Of the reviews I've found and read, one of my favourites is this very apt analysis from Rodger, describing TCXf as Satan's 1200/75 Modem.
The clientlessTGXf protocol as implemented today peaks at about 1kbps (egress). However due to the independent decoding cycle, the download side of the same transaction (pending available processing power) runs at about 100bps.
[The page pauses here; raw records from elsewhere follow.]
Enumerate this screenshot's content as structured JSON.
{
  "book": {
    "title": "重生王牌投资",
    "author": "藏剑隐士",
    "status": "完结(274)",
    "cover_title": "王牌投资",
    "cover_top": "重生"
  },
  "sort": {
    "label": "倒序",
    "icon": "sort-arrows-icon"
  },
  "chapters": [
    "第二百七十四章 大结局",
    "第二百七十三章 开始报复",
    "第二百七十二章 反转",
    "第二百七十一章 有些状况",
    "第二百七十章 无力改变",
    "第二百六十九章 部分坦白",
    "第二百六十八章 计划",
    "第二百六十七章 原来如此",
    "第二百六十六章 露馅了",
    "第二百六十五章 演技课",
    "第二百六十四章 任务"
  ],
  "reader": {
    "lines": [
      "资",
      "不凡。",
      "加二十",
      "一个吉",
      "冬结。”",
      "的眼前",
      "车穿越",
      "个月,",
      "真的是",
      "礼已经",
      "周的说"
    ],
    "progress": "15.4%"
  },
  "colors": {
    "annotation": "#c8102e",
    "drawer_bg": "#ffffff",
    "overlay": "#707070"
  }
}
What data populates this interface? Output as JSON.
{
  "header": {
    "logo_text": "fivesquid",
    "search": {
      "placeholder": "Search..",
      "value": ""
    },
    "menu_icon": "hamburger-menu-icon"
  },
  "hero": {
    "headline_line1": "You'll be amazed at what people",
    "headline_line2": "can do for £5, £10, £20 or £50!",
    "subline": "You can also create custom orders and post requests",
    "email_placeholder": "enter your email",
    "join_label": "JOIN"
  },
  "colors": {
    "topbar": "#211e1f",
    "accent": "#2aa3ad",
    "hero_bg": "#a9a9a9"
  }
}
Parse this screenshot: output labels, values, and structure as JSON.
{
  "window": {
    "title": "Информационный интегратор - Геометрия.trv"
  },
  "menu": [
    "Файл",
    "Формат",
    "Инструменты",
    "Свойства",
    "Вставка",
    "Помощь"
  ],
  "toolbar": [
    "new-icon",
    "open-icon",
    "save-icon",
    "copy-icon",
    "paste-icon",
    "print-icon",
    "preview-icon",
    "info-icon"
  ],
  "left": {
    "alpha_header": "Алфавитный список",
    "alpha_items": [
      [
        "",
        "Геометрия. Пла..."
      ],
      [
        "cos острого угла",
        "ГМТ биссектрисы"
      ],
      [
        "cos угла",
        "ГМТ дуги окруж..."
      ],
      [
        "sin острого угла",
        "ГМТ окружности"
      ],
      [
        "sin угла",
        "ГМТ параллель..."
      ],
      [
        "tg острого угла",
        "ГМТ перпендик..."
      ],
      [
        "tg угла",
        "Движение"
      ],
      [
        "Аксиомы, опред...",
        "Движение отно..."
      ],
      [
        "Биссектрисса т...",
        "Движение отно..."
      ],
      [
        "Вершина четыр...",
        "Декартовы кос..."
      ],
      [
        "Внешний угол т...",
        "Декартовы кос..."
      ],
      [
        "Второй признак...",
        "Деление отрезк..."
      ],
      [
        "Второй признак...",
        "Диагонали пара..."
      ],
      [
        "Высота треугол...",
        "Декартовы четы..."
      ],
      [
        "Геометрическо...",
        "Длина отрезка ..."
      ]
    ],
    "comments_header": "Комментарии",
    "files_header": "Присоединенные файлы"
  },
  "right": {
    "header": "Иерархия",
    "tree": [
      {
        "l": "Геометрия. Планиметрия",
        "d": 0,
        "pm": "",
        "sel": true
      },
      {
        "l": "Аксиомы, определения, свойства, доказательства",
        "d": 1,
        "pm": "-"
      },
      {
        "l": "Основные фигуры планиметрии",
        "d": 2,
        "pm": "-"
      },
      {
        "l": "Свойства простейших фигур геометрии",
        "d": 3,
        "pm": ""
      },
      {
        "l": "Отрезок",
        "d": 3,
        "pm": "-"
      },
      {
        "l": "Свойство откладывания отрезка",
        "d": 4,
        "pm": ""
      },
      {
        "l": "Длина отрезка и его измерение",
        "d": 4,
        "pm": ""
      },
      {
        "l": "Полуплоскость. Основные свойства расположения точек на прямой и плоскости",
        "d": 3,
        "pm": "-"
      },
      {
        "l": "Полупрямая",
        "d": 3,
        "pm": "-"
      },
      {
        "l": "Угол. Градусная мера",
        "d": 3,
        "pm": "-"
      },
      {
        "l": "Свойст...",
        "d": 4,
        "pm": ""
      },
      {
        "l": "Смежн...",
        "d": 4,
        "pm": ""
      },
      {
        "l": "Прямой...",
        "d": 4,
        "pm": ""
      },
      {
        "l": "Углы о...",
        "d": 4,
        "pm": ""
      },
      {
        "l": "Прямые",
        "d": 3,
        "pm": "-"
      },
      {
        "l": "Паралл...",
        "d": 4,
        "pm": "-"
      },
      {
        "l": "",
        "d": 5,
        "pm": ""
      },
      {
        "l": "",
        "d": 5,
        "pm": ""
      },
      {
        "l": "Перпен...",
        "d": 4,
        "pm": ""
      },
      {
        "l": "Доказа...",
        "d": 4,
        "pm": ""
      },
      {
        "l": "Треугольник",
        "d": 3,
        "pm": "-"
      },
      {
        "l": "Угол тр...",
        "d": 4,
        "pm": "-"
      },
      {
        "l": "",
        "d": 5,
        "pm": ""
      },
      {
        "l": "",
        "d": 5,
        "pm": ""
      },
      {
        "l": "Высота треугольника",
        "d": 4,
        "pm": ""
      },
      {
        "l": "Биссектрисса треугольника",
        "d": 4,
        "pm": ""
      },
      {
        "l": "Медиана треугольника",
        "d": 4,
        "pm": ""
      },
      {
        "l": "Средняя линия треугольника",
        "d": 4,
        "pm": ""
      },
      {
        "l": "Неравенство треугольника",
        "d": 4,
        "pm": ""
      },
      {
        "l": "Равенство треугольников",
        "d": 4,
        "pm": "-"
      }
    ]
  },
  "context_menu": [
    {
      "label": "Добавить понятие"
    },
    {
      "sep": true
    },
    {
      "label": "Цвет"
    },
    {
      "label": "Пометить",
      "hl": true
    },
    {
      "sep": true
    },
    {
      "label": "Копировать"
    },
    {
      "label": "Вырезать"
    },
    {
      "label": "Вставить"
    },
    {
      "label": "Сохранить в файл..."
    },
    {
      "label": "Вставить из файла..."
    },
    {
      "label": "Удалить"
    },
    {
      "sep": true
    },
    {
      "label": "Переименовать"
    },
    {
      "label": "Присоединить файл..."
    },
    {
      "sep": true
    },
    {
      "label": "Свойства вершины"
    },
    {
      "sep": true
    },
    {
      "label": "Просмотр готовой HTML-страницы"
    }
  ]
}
The highspeedTGXf upload bandwidth is limited to the largest screen resolution and refresh rate (see above for the maximum theoretical transfer rates), but in practice the rate is limited by the receiver. The off-the-shelf gamer capture device tested (Game Capture HD II) seems to peak at about 1.5Mbps (1240 x 650 x 1bpp x 2fps, egress). Of the professional video capture cards tested, the DeckLink Mini Recorder was constrained to YUV capture and therefore 1 bit-per-pixel (black or white) data, peaking at 4.7Mbps (1240 x 650 x 1bpp x 8fps, egress). While the DeckLink 4K Extreme 12G supported 10bit-per-channel RGB capture, a lack of open source tools to process the resulting R210 RGB48LE AVI file correctly limited this card to 3 bits-per-pixel data, maxing out at 12.1Mbps (1240 x 650 x 3bpp x 10fps, egress).
This project has been designed to draw the attention of the information security industry to the problem. I work in the industry but like you the security of my government, health, financial and other private records are beyond my control. If you are unable to contribute to the improvement process directly then consider showing your support. Feel free to link to this site from your social site, blog or email signature, and you're welcome to link to or re-serve the logo at http://thruglassxfer.com/logo.png.
The most common cause of failed transfers for new users is timing out before the first packet is received, or too many errors during the transfer. Make sure to set the Options so that the Max Errors is 50 and Timeout is 50 seconds on the receiving device, until you're comfortable with TGXf transfers.
If you are still having difficulties then see the reliability question, below.
Without file-system access in the Apple platform we could only hand data off to a native handler, which includes images and text. It seems that everyone else gets around this by using a local sqlite database to store their files. If this proof-of-concept application is updated, it may use this method to bring it to parity with the other builds.
This is also why the text field is awkward to use on the iPhone (with the virtual keyboard riding over it). It was a feature that only existed on the Apple and all of the testing for text transfers was done with cut-n-paste.
During testing on the smart phone versions of TGXf, particularly, we learnt some interesting lessons:
Also note that the receiving CRC check has been disabled in the Android and Apple app versions of TGXf for usability reasons. The upshot is that you can try and open a file from a transfer that completed with errors (it will have chunks missing), and if you re-transmit the same file you may correctly fill the omissions from the first failed transfer even if the second transfer also completes with errors.
Turn flight-mode on and try again - it's really happening!
There are many projects that have developed either scripted command interfaces, infiltration or exfiltration via the keyboard, or a type of URL encoding or data exfiltration via the screen. Unfortunately neither my friends nor I had seen most of these projects before I developed TGXf. While none of these technologies completely overlaps with TGXf, TKXf or TCXf, Ben and Scott's QR code exfiltrator and VSzA and d3adOne's keyboard exfiltrators were so close to where I wanted to go that I probably wouldn't have started this project if I had have seen those first. For the sake of future researchers, and to credit these original thinkers, I am providing a comprehensive link repository here:
If you believe that your project should be included here, then please let me know.